If justice had anything to do with it, previous courts would have thrown out the US extradition request on grounds of both jurisdiction and treaty language. The “crimes” of which Assange is accused were not committed on US soil. And Article 4 of the US-UK extradition treaty forbids extradition for political offenses.

Be clear on this: Assange is a political prisoner, held for and charged with committing … journalism.

He exposed war crimes committed by US government forces in Iraq and Afghanistan, as well as other illegal schemes such as then Secretary of State Hillary Clinton’s attempts to have UN diplomats’ offices bugged.

The US government hates having its crimes exposed and, First Amendment be damned, tries to make examples out of those who dare display its dirty laundry.

While Assange obviously has more skin in the game than anyone else in this particular case, he’s not the real target. The real target is the NEXT journalist who catches the US government acting illegally. The goal is to make that journalist think twice before telling you about it.

For that reason, stopping the extradition of Julian Assange isn’t enough.

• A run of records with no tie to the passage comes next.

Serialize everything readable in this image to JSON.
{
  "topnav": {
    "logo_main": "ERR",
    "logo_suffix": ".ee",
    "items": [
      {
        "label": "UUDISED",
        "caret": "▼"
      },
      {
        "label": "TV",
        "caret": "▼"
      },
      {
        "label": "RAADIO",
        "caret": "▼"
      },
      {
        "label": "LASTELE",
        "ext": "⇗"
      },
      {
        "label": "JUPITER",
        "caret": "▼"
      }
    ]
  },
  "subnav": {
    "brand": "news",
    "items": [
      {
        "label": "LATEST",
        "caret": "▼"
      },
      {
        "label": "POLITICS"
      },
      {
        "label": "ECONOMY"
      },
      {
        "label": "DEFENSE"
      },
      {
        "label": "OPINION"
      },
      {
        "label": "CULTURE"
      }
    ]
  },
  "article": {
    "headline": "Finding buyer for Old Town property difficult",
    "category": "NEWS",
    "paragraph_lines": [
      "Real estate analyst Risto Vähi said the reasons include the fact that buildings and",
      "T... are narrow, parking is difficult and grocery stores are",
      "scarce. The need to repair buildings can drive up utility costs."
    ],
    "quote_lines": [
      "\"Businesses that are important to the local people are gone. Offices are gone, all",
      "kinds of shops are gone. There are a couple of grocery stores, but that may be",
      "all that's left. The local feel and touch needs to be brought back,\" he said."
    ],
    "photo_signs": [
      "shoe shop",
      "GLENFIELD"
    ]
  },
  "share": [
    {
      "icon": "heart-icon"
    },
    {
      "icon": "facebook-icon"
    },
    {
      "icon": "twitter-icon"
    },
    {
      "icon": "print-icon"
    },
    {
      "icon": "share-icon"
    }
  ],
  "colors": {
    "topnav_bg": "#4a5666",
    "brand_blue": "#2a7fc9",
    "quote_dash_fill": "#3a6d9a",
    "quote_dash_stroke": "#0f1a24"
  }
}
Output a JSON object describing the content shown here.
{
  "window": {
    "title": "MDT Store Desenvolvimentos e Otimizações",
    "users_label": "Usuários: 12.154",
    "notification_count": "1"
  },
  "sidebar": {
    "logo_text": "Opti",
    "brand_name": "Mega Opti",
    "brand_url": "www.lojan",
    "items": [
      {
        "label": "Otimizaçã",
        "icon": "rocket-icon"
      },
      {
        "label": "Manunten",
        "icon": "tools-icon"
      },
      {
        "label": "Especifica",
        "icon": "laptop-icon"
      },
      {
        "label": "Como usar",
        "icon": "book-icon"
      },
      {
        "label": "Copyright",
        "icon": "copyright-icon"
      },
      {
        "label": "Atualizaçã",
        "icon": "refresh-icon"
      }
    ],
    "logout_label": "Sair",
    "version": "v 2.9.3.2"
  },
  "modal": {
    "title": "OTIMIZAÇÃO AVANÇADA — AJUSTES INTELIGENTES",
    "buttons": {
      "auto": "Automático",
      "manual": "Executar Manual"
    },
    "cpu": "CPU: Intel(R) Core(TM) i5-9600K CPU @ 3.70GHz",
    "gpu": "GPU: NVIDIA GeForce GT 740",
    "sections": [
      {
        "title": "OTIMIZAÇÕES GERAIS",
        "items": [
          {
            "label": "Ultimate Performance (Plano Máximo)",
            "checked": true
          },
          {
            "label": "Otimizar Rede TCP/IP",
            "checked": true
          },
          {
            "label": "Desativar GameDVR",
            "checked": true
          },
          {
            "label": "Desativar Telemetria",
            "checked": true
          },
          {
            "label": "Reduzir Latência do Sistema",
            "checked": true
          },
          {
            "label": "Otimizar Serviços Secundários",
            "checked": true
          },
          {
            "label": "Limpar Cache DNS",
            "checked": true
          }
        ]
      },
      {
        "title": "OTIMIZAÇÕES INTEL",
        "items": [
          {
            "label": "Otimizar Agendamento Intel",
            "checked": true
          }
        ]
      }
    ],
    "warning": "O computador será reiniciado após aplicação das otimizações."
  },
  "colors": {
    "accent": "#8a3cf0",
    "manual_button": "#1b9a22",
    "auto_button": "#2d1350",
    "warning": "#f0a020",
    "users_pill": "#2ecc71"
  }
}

Nor should we settle for an acquittal in court or a presidential pardon.

Crimes HAVE been committed, and examples DO need to made of the criminals who committed them.

The US Attorneys who filed the indictment — Tracy Dogerty-McCormick, Kellen S. Dwyer, and Thomas W. Traxler — must be charged with violating 18 US Code Titles 241 (Conspiracy Against Rights) and 242 (Deprivation of Rights Under Color of Law).  In addition to any prison sentences, they must permanently lose their licenses to practice law and be disqualified for life from further employment by the US government.

The same goes for their assorted co-conspirators, up to and including sitting and former presidents of the United States.

The US Department of Justice must dismiss the indictment, withdraw the extradition request, publicly apologize for its crimes against Assange, and compensate him richly for years of confinement and torture at its behest.

That’s the absolute bare minimum. Just as Assange was not their real target, they’re not ours. Our target is all the government officials who might, in the future, consider committing this kind of crime again.

Thomas L. Knapp (Twitter: @thomaslknapp) is director and senior news analyst at the William Lloyd Garrison Center for Libertarian Advocacy Journalism (thegarrisoncenter.org). He lives and works in north central Florida.

PUBLICATION/CITATION HISTORY